Vitamin K deficiency bleeding: early history and recent trends in the United Kingdom

Early Hum Dev. 2010 Jul:86 Suppl 1:63-5. doi: 10.1016/j.earlhumdev.2010.01.017. Epub 2010 Feb 18.


At the start of the 20th century the mechanisms of haemostasis were virtually unknown. Townsend had coined the term 'Haemorrhagic disease of the newborn' in 1894 but it was not until the discovery of vitamin K ('Koagulation vitamin') by Dam and others in the 1930s that the condition became understood, allowing treatment and prophylaxis. Methods of prophylaxis (preparations used, doses and routes of administration), still widely debated, have varied with time and from one country to another. The formation of the British Paediatric Surveillance Unit in the 1980s has allowed a series of prospective population studies of Vitamin K deficiency bleeding (VKDB) in the United Kingdom (UK) and Ireland which, together with contemporaneous surveys of practices of vitamin K prophylaxis, have greatly improved our understanding of the condition and informed practices of prophylaxis.
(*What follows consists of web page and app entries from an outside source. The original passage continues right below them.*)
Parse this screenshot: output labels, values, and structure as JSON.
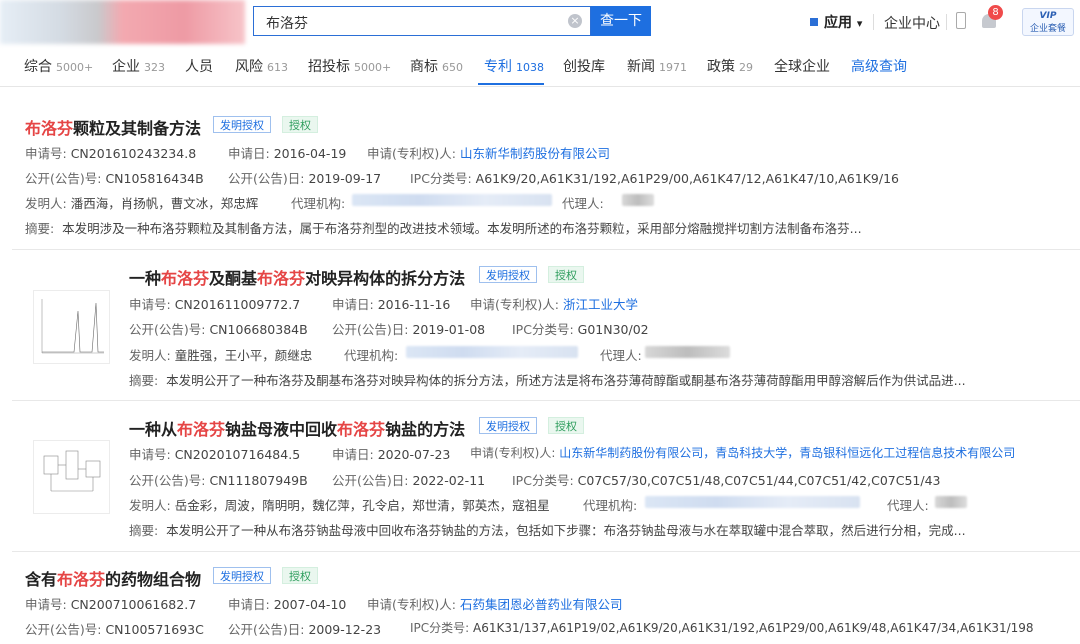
{
  "header": {
    "search": {
      "value": "布洛芬",
      "clear": "×",
      "button": "查一下"
    },
    "apps_label": "应用",
    "apps_caret": "▾",
    "enterprise_center": "企业中心",
    "notification_count": "8",
    "vip": {
      "top": "VIP",
      "bottom": "企业套餐"
    }
  },
  "tabs": [
    {
      "label": "综合",
      "count": "5000+"
    },
    {
      "label": "企业",
      "count": "323"
    },
    {
      "label": "人员",
      "count": ""
    },
    {
      "label": "风险",
      "count": "613"
    },
    {
      "label": "招投标",
      "count": "5000+"
    },
    {
      "label": "商标",
      "count": "650"
    },
    {
      "label": "专利",
      "count": "1038"
    },
    {
      "label": "创投库",
      "count": ""
    },
    {
      "label": "新闻",
      "count": "1971"
    },
    {
      "label": "政策",
      "count": "29"
    },
    {
      "label": "全球企业",
      "count": ""
    },
    {
      "label": "高级查询",
      "count": ""
    }
  ],
  "active_tab": "专利",
  "results": [
    {
      "title_parts": [
        {
          "t": "布洛芬",
          "hl": true
        },
        {
          "t": "颗粒及其制备方法",
          "hl": false
        }
      ],
      "tag_type": "发明授权",
      "tag_status": "授权",
      "app_no_label": "申请号:",
      "app_no": "CN201610243234.8",
      "app_date_label": "申请日:",
      "app_date": "2016-04-19",
      "applicant_label": "申请(专利权)人:",
      "applicant": "山东新华制药股份有限公司",
      "pub_no_label": "公开(公告)号:",
      "pub_no": "CN105816434B",
      "pub_date_label": "公开(公告)日:",
      "pub_date": "2019-09-17",
      "ipc_label": "IPC分类号:",
      "ipc": "A61K9/20,A61K31/192,A61P29/00,A61K47/12,A61K47/10,A61K9/16",
      "inventor_label": "发明人:",
      "inventors": "潘西海，肖扬帆，曹文冰，郑忠辉",
      "agency_label": "代理机构:",
      "agent_label": "代理人:",
      "abstract_label": "摘要:",
      "abstract": "本发明涉及一种布洛芬颗粒及其制备方法，属于布洛芬剂型的改进技术领域。本发明所述的布洛芬颗粒，采用部分熔融搅拌切割方法制备布洛芬..."
    },
    {
      "title_parts": [
        {
          "t": "一种",
          "hl": false
        },
        {
          "t": "布洛芬",
          "hl": true
        },
        {
          "t": "及酮基",
          "hl": false
        },
        {
          "t": "布洛芬",
          "hl": true
        },
        {
          "t": "对映异构体的拆分方法",
          "hl": false
        }
      ],
      "tag_type": "发明授权",
      "tag_status": "授权",
      "app_no_label": "申请号:",
      "app_no": "CN201611009772.7",
      "app_date_label": "申请日:",
      "app_date": "2016-11-16",
      "applicant_label": "申请(专利权)人:",
      "applicant": "浙江工业大学",
      "pub_no_label": "公开(公告)号:",
      "pub_no": "CN106680384B",
      "pub_date_label": "公开(公告)日:",
      "pub_date": "2019-01-08",
      "ipc_label": "IPC分类号:",
      "ipc": "G01N30/02",
      "inventor_label": "发明人:",
      "inventors": "童胜强，王小平，颜继忠",
      "agency_label": "代理机构:",
      "agent_label": "代理人:",
      "abstract_label": "摘要:",
      "abstract": "本发明公开了一种布洛芬及酮基布洛芬对映异构体的拆分方法，所述方法是将布洛芬薄荷醇酯或酮基布洛芬薄荷醇酯用甲醇溶解后作为供试品进..."
    },
    {
      "title_parts": [
        {
          "t": "一种从",
          "hl": false
        },
        {
          "t": "布洛芬",
          "hl": true
        },
        {
          "t": "钠盐母液中回收",
          "hl": false
        },
        {
          "t": "布洛芬",
          "hl": true
        },
        {
          "t": "钠盐的方法",
          "hl": false
        }
      ],
      "tag_type": "发明授权",
      "tag_status": "授权",
      "app_no_label": "申请号:",
      "app_no": "CN202010716484.5",
      "app_date_label": "申请日:",
      "app_date": "2020-07-23",
      "applicant_label": "申请(专利权)人:",
      "applicant": "山东新华制药股份有限公司，青岛科技大学，青岛银科恒远化工过程信息技术有限公司",
      "pub_no_label": "公开(公告)号:",
      "pub_no": "CN111807949B",
      "pub_date_label": "公开(公告)日:",
      "pub_date": "2022-02-11",
      "ipc_label": "IPC分类号:",
      "ipc": "C07C57/30,C07C51/48,C07C51/44,C07C51/42,C07C51/43",
      "inventor_label": "发明人:",
      "inventors": "岳金彩，周波，隋明明，魏亿萍，孔令启，郑世清，郭英杰，寇祖星",
      "agency_label": "代理机构:",
      "agent_label": "代理人:",
      "abstract_label": "摘要:",
      "abstract": "本发明公开了一种从布洛芬钠盐母液中回收布洛芬钠盐的方法，包括如下步骤：布洛芬钠盐母液与水在萃取罐中混合萃取，然后进行分相，完成..."
    },
    {
      "title_parts": [
        {
          "t": "含有",
          "hl": false
        },
        {
          "t": "布洛芬",
          "hl": true
        },
        {
          "t": "的药物组合物",
          "hl": false
        }
      ],
      "tag_type": "发明授权",
      "tag_status": "授权",
      "app_no_label": "申请号:",
      "app_no": "CN200710061682.7",
      "app_date_label": "申请日:",
      "app_date": "2007-04-10",
      "applicant_label": "申请(专利权)人:",
      "applicant": "石药集团恩必普药业有限公司",
      "pub_no_label": "公开(公告)号:",
      "pub_no": "CN100571693C",
      "pub_date_label": "公开(公告)日:",
      "pub_date": "2009-12-23",
      "ipc_label": "IPC分类号:",
      "ipc": "A61K31/137,A61P19/02,A61K9/20,A61K31/192,A61P29/00,A61K9/48,A61K47/34,A61K31/198"
    }
  ]
}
In the UK prophylaxis (by injection or by mouth) is now offered to every newborn baby and VKDB is very rare, most cases occurring in breastfed babies whose parents have refused prophylaxis; by contrast, in developing countries most babies do not receive prophylaxis and VKDB is probably a common (but poorly documented) cause of death and handicap in the early months of life. Vitamin K prophylaxis should be available to all newborn babies.

Publication types

  • Historical Article
  • Review

MeSH terms

  • History, 20th Century
  • History, 21st Century
  • Humans
  • Incidence
  • Infant, Newborn
  • Neonatology / history
  • Neonatology / trends*
  • United Kingdom / epidemiology
  • Vitamin K Deficiency Bleeding / epidemiology*
  • Vitamin K Deficiency Bleeding / history